- Professor Jamie Cross
- Professor of Social and Economic Anthropology
- Room 5.28 Chrystal Macmillan Building 15a George Square Edinburgh UK EH8 9LD
- Office: +44(0)1316515181 Mobile: +44(0)7552817310
- Research Interests
- Renewable energy and green politics, Climate change, Science and technology, Design, International development
Guidance and Feedback Hours
- Friday 10-12
I am a social anthropologist specialising in the study of energy, technology, and economy in the global south.
For the past decade, my research has examined how renewable energy projects are organising and re-organising social life in places of chronic global poverty. Recent projects include an 18-month ethnographic study of energy cultures amongst displaced people in Burkina Faso and Kenya; a comparative study of off-grid living in Papua New Guinea, India, and Scotland; and a 2-year study of data politics in Tanzania's off-grid solar energy sector.
I currently lead Cool Infrastructures, a 3-year research project that examines the materials, technologies and social relationships through which marginalised people keep cool in overheating global cities.
My research practice also involves the production of physical and digital objects that probe the material politics of our energy futures through collaborations with visual artists, filmmakers, and designers. Recent projects include Solar What?! (an award-winning, solar-powered lamp built to challenge unsustainable design practices), the Off Grid Solar Scorecard (a public platform to track sustainable design in the solar industry), and The Solar Fix (a short film about solar-powered things that break down).

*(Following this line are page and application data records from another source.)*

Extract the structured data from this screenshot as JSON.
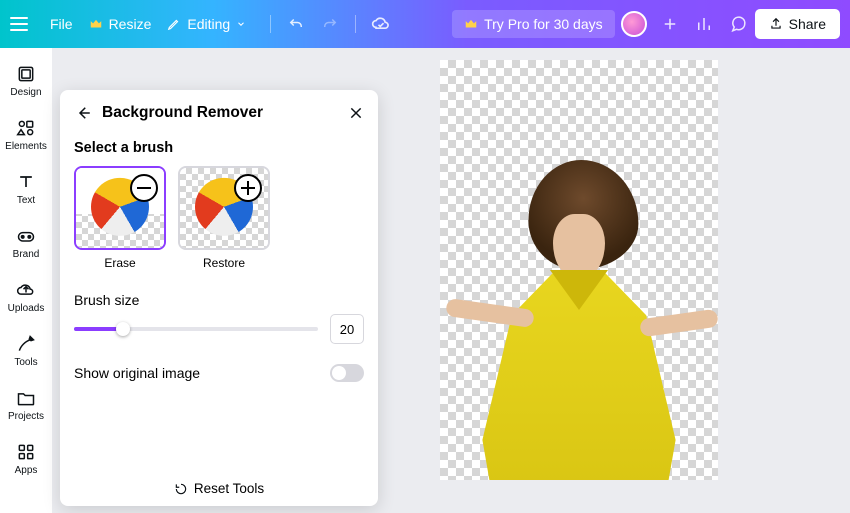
{
  "topbar": {
    "file": "File",
    "resize": "Resize",
    "editing": "Editing",
    "try_pro": "Try Pro for 30 days",
    "share": "Share"
  },
  "sidebar": {
    "items": [
      {
        "label": "Design"
      },
      {
        "label": "Elements"
      },
      {
        "label": "Text"
      },
      {
        "label": "Brand"
      },
      {
        "label": "Uploads"
      },
      {
        "label": "Tools"
      },
      {
        "label": "Projects"
      },
      {
        "label": "Apps"
      }
    ]
  },
  "panel": {
    "title": "Background Remover",
    "select_brush": "Select a brush",
    "brush_erase": "Erase",
    "brush_restore": "Restore",
    "brush_size_label": "Brush size",
    "brush_size_value": "20",
    "slider_percent": 20,
    "show_original": "Show original image",
    "reset": "Reset Tools"
  }
}
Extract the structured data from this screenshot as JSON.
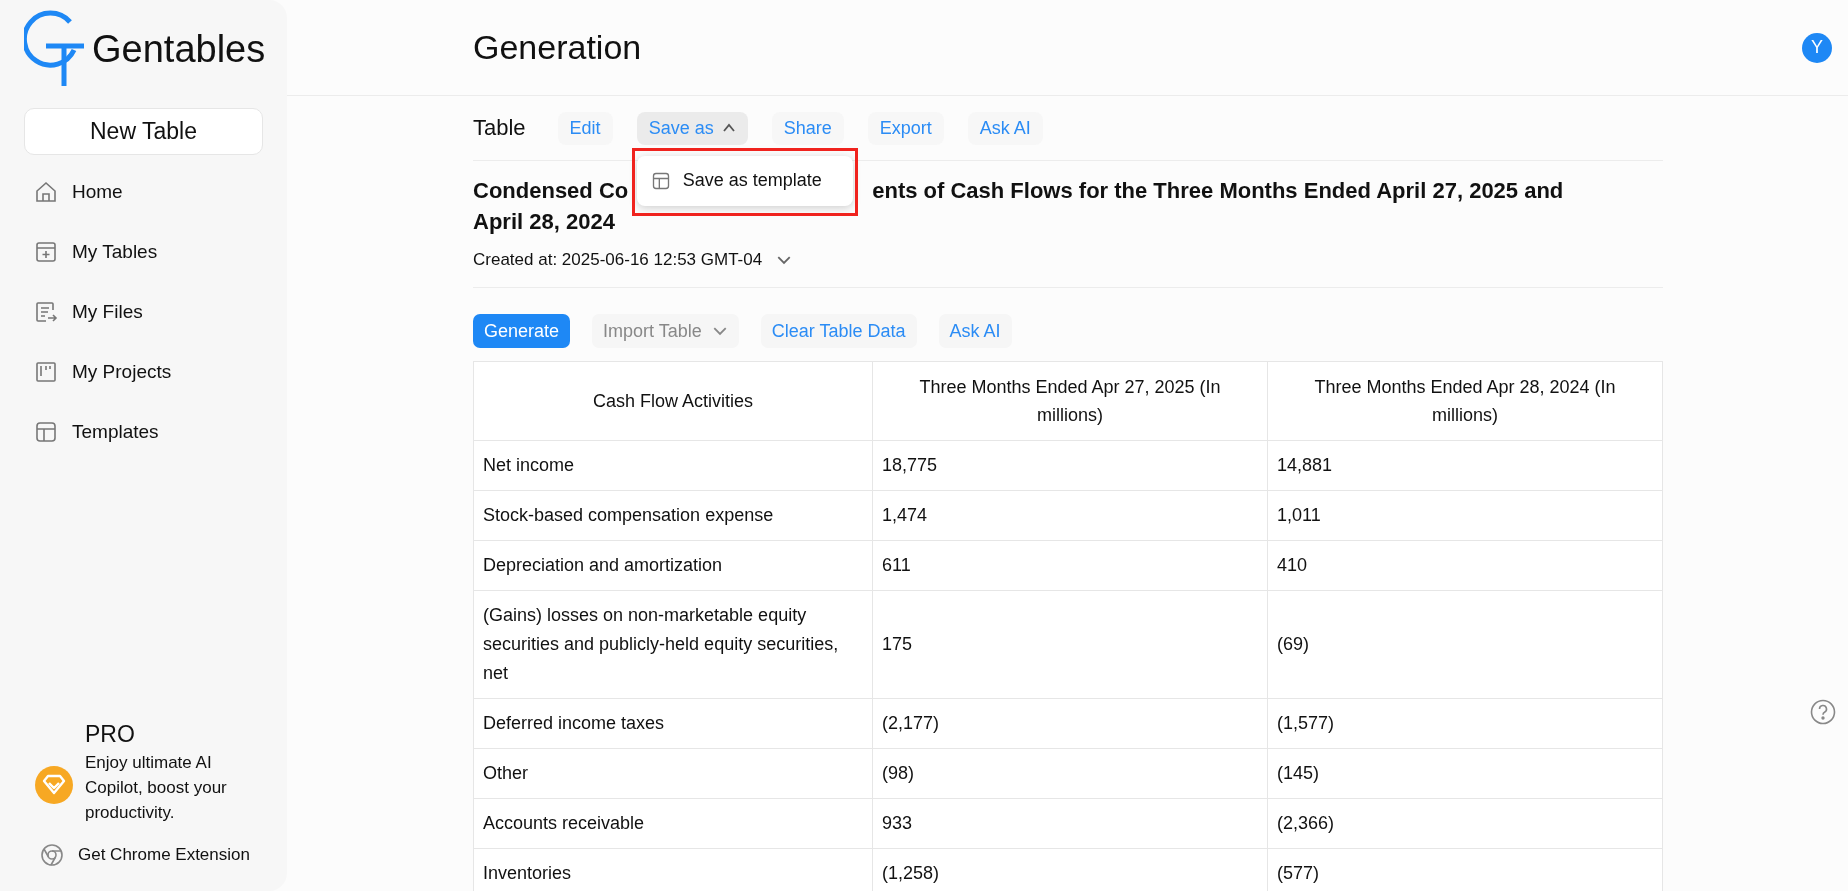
{
  "sidebar": {
    "brand": "Gentables",
    "new_table_button": "New Table",
    "nav_items": [
      {
        "label": "Home",
        "kind": "home"
      },
      {
        "label": "My Tables",
        "kind": "tables"
      },
      {
        "label": "My Files",
        "kind": "files"
      },
      {
        "label": "My Projects",
        "kind": "projects"
      },
      {
        "label": "Templates",
        "kind": "templates"
      }
    ],
    "promo": {
      "title": "PRO",
      "text": "Enjoy ultimate AI Copilot, boost your productivity."
    },
    "extension_link": "Get Chrome Extension"
  },
  "header": {
    "title": "Generation",
    "avatar": "Y"
  },
  "toolbar": {
    "label": "Table",
    "buttons": [
      {
        "label": "Edit",
        "kind": "plain",
        "expanded": false
      },
      {
        "label": "Save as",
        "kind": "menu",
        "expanded": true
      },
      {
        "label": "Share",
        "kind": "plain",
        "expanded": false
      },
      {
        "label": "Export",
        "kind": "plain",
        "expanded": false
      },
      {
        "label": "Ask AI",
        "kind": "plain",
        "expanded": false
      }
    ],
    "menu_items": [
      {
        "label": "Save as template"
      }
    ]
  },
  "document": {
    "title_parts": [
      "Condensed Co",
      "ents of Cash Flows for the Three Months Ended April 27, 2025 and",
      "April 28, 2024"
    ],
    "created_at": "Created at: 2025-06-16 12:53 GMT-04"
  },
  "actions": [
    {
      "label": "Generate",
      "kind": "primary"
    },
    {
      "label": "Import Table",
      "kind": "dropdown"
    },
    {
      "label": "Clear Table Data",
      "kind": "link"
    },
    {
      "label": "Ask AI",
      "kind": "link"
    }
  ],
  "table": {
    "columns": [
      "Cash Flow Activities",
      "Three Months Ended Apr 27, 2025 (In millions)",
      "Three Months Ended Apr 28, 2024 (In millions)"
    ],
    "rows": [
      [
        "Net income",
        "18,775",
        "14,881"
      ],
      [
        "Stock-based compensation expense",
        "1,474",
        "1,011"
      ],
      [
        "Depreciation and amortization",
        "611",
        "410"
      ],
      [
        "(Gains) losses on non-marketable equity securities and publicly-held equity securities, net",
        "175",
        "(69)"
      ],
      [
        "Deferred income taxes",
        "(2,177)",
        "(1,577)"
      ],
      [
        "Other",
        "(98)",
        "(145)"
      ],
      [
        "Accounts receivable",
        "933",
        "(2,366)"
      ],
      [
        "Inventories",
        "(1,258)",
        "(577)"
      ]
    ]
  }
}
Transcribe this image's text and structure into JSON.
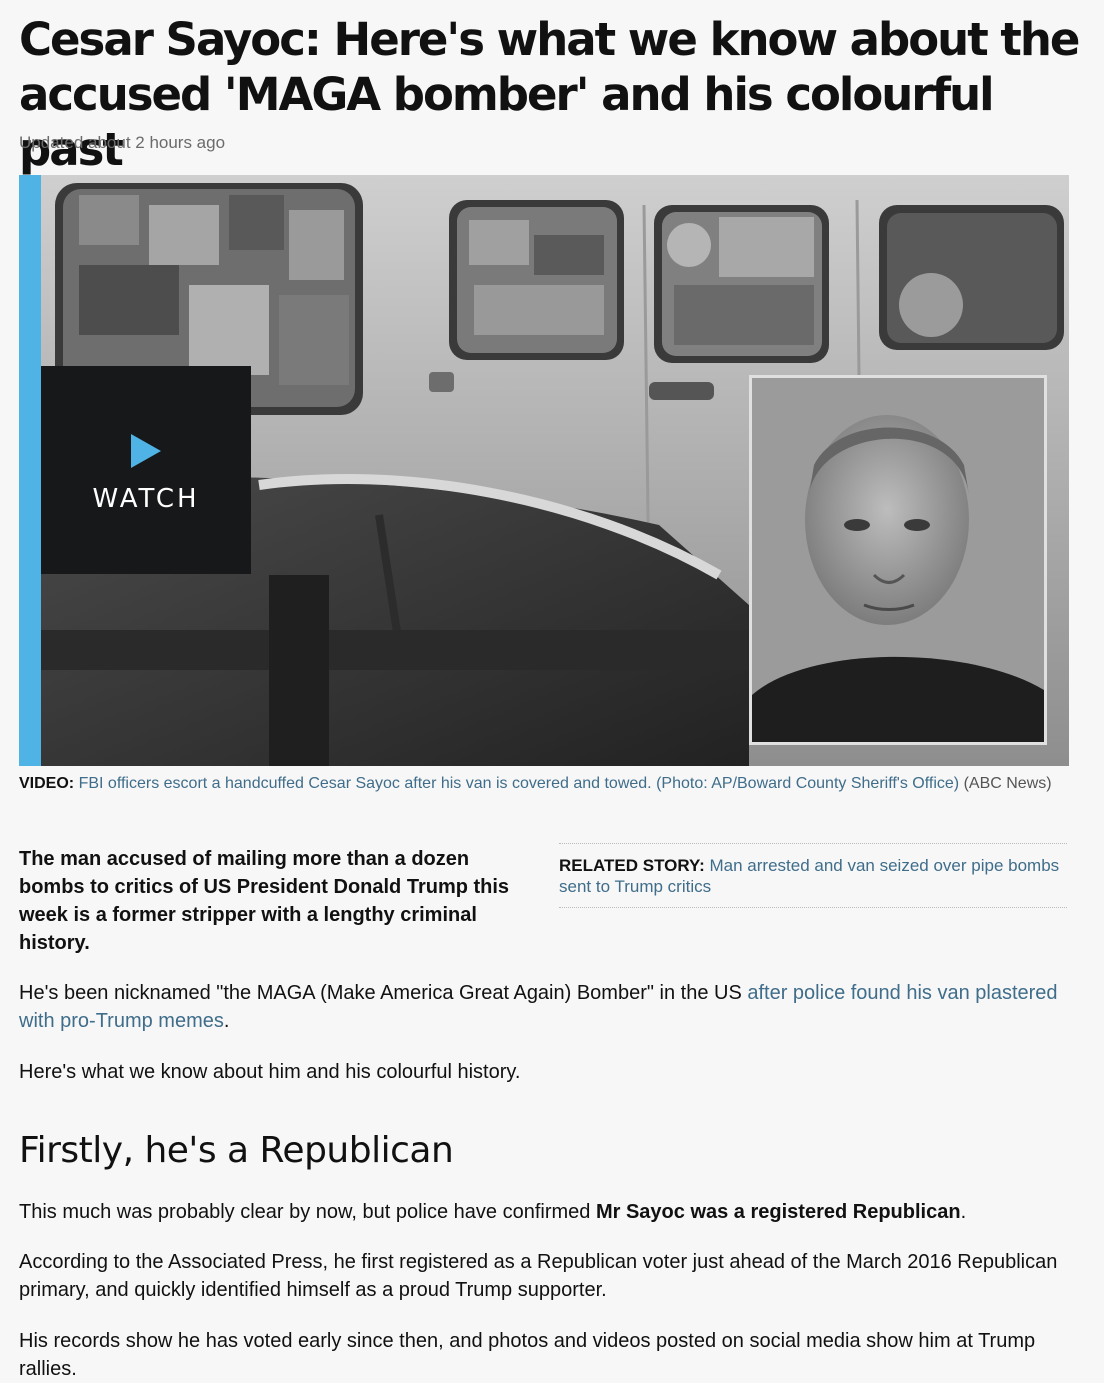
{
  "article": {
    "headline": "Cesar Sayoc: Here's what we know about the accused 'MAGA bomber' and his colourful past",
    "updated": "Updated about 2 hours ago",
    "watch_label": "WATCH",
    "caption": {
      "prefix": "VIDEO:",
      "text": "FBI officers escort a handcuffed Cesar Sayoc after his van is covered and towed. (Photo: AP/Boward County Sheriff's Office)",
      "source": "(ABC News)"
    },
    "lede": "The man accused of mailing more than a dozen bombs to critics of US President Donald Trump this week is a former stripper with a lengthy criminal history.",
    "related": {
      "label": "RELATED STORY:",
      "link": "Man arrested and van seized over pipe bombs sent to Trump critics"
    },
    "p1_text": "He's been nicknamed \"the MAGA (Make America Great Again) Bomber\" in the US",
    "p1_link": "after police found his van plastered with pro-Trump memes",
    "p1_end": ".",
    "p2": "Here's what we know about him and his colourful history.",
    "subhead": "Firstly, he's a Republican",
    "p3_text": "This much was probably clear by now, but police have confirmed",
    "p3_bold": "Mr Sayoc was a registered Republican",
    "p3_end": ".",
    "p4": "According to the Associated Press, he first registered as a Republican voter just ahead of the March 2016 Republican primary, and quickly identified himself as a proud Trump supporter.",
    "p5": "His records show he has voted early since then, and photos and videos posted on social media show him at Trump rallies."
  },
  "colors": {
    "accent": "#4fb3e6",
    "link": "#3f6d8a",
    "watch_bg": "#16181a"
  },
  "icons": [
    "play-icon"
  ]
}
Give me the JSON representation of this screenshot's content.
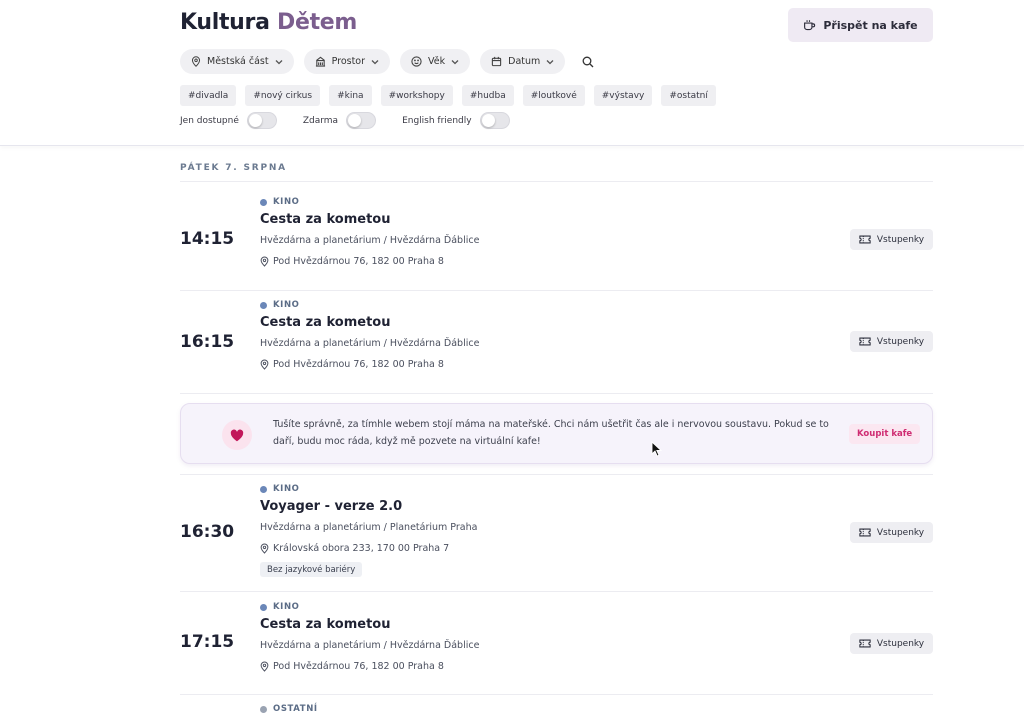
{
  "header": {
    "title_part1": "Kultura",
    "title_part2": "Dětem",
    "coffee_button": "Přispět na kafe",
    "filters": [
      {
        "label": "Městská část",
        "icon": "location-pin-icon"
      },
      {
        "label": "Prostor",
        "icon": "building-icon"
      },
      {
        "label": "Věk",
        "icon": "face-icon"
      },
      {
        "label": "Datum",
        "icon": "calendar-icon"
      }
    ],
    "tags": [
      "#divadla",
      "#nový cirkus",
      "#kina",
      "#workshopy",
      "#hudba",
      "#loutkové",
      "#výstavy",
      "#ostatní"
    ],
    "toggles": [
      {
        "label": "Jen dostupné",
        "on": false
      },
      {
        "label": "Zdarma",
        "on": false
      },
      {
        "label": "English friendly",
        "on": false
      }
    ]
  },
  "day_heading": "PÁTEK 7. SRPNA",
  "ticket_label": "Vstupenky",
  "events": [
    {
      "time": "14:15",
      "category": "KINO",
      "name": "Cesta za kometou",
      "venue": "Hvězdárna a planetárium / Hvězdárna Ďáblice",
      "address": "Pod Hvězdárnou 76, 182 00 Praha 8"
    },
    {
      "time": "16:15",
      "category": "KINO",
      "name": "Cesta za kometou",
      "venue": "Hvězdárna a planetárium / Hvězdárna Ďáblice",
      "address": "Pod Hvězdárnou 76, 182 00 Praha 8"
    },
    {
      "time": "16:30",
      "category": "KINO",
      "name": "Voyager - verze 2.0",
      "venue": "Hvězdárna a planetárium / Planetárium Praha",
      "address": "Královská obora 233, 170 00 Praha 7",
      "badge": "Bez jazykové bariéry"
    },
    {
      "time": "17:15",
      "category": "KINO",
      "name": "Cesta za kometou",
      "venue": "Hvězdárna a planetárium / Hvězdárna Ďáblice",
      "address": "Pod Hvězdárnou 76, 182 00 Praha 8"
    }
  ],
  "next_category": "OSTATNÍ",
  "promo": {
    "text": "Tušíte správně, za tímhle webem stojí máma na mateřské. Chci nám ušetřit čas ale i nervovou soustavu. Pokud se to daří, budu moc ráda, když mě pozvete na virtuální kafe!",
    "button": "Koupit kafe"
  },
  "colors": {
    "accent": "#7b5e8e",
    "category_dot": "#6b87b8",
    "promo_button": "#cf2c72",
    "heart": "#c2185b"
  }
}
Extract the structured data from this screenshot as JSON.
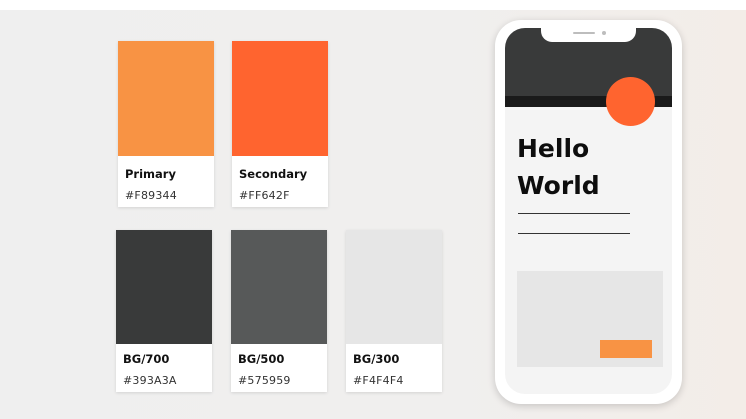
{
  "swatches": [
    {
      "name": "Primary",
      "hex": "#F89344",
      "color": "#F89344"
    },
    {
      "name": "Secondary",
      "hex": "#FF642F",
      "color": "#FF642F"
    },
    {
      "name": "BG/700",
      "hex": "#393A3A",
      "color": "#393A3A"
    },
    {
      "name": "BG/500",
      "hex": "#575959",
      "color": "#575959"
    },
    {
      "name": "BG/300",
      "hex": "#F4F4F4",
      "color": "#E6E6E6"
    }
  ],
  "phone": {
    "heading_line1": "Hello",
    "heading_line2": "World"
  }
}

Details of my teaching, research, publications and public engagement can be found below. Open access links to my publications are available here. I am a co-editor of Pluto Press's Anthropology, Culture and Society book series.
I am on a research sabbatical for the 2020-21 academic year. Otherwise, I teach undergraduate and post-graduate courses in the anthropology of energy, international development and global political economy.
I supervise a range of doctoral and postdoctoral projects and welcome expressions of interest from anybody with overlapping research interests. For further details, see:
My teaching projects continue to explore audio and visual methodologies, and connect anthropology to design. For examples, see:
Solar Power: Since 2011 I have been following the work of engineers and entrepreneurs involved in designing and distributing solar photovoltaic (PV) lighting systems to people who live without reliable access to mains electricity in places that remain off the grid. As governments, international development donors and businesses commit themselves to realising targets for universal energy access this research examines the relationships involved in creating markets for renewable energy technologies in contexts of global poverty and the values, practices and meanings that mediate relations to electrically powered things. I have expanded this research in India with projects in Papua New Guinea, Kenya and Burkina Faso, and am currently finishing a book manuscript.
Infrastructure: From a focus on large-scale industrial development projects like India’s Special Economic Zones to a focus on technologies for energy generation and storage in places where there is no electricity grid, one strand of my research has involved an engagement with the social and material relationships that constitute infrastructure.
The Poverty Business: An ongoing strand of research is concerned with the role of transnational corporations and social enterprises as agents of development. From a focus on corporate social responsibility programmes to the role of the private sector in delivering goods and services to the global poor my research explores the moralities and social relationships that are shaped and articulated by market-based approaches to development. One outcome of this work has been a set of collectively produced resources and visual material on Humanitarian Goods.
Work, Labour and Global Supply Chains: My doctoral and post-doctoral research projects focused on the lived experience of industrial work and labour at sites of global manufacturing in contemporary India. I have written about the impact of liberalising economic reforms on industrial workers; on the aspirations for social mobility that manufacture consent to industrial work discipline; on occupational health and safety and on relationships between technology and gender in India's global workplaces. Elements of this work form the basis of my book Dream Zones: Anticipating Capitalism and Development in India published in 2014 by Pluto Press. I am currently working to extend this ongoing concern as part of the EU funded project (207-2020) Make IT Fair, which tracks issues of social and environmental justice in the supply chains for micro-electronic goods.
Along with a commitment to field-based, ethnographic research my work is built upon an on-going engagement with the issues I write about. I have been an occasional contributor to the LSE Review of Books and have written for The Guardian.
I manage Solar What?! (a project to design and build fully repairable, open source solar powered lighting and charging devices). I also run the Off Grid Solar Scorecard, an initiative intended to draw attention to questions of material politics and sustainable design in the global solar industry. I have previously acted as a Technical Advisor to the Silicon Valley Toxics Coalition, a non-profit research and advocacy group that promotes social and environmental justice in the global solar industry.
If you are interested in being supervised by Jamie Cross, please see the links below for more information: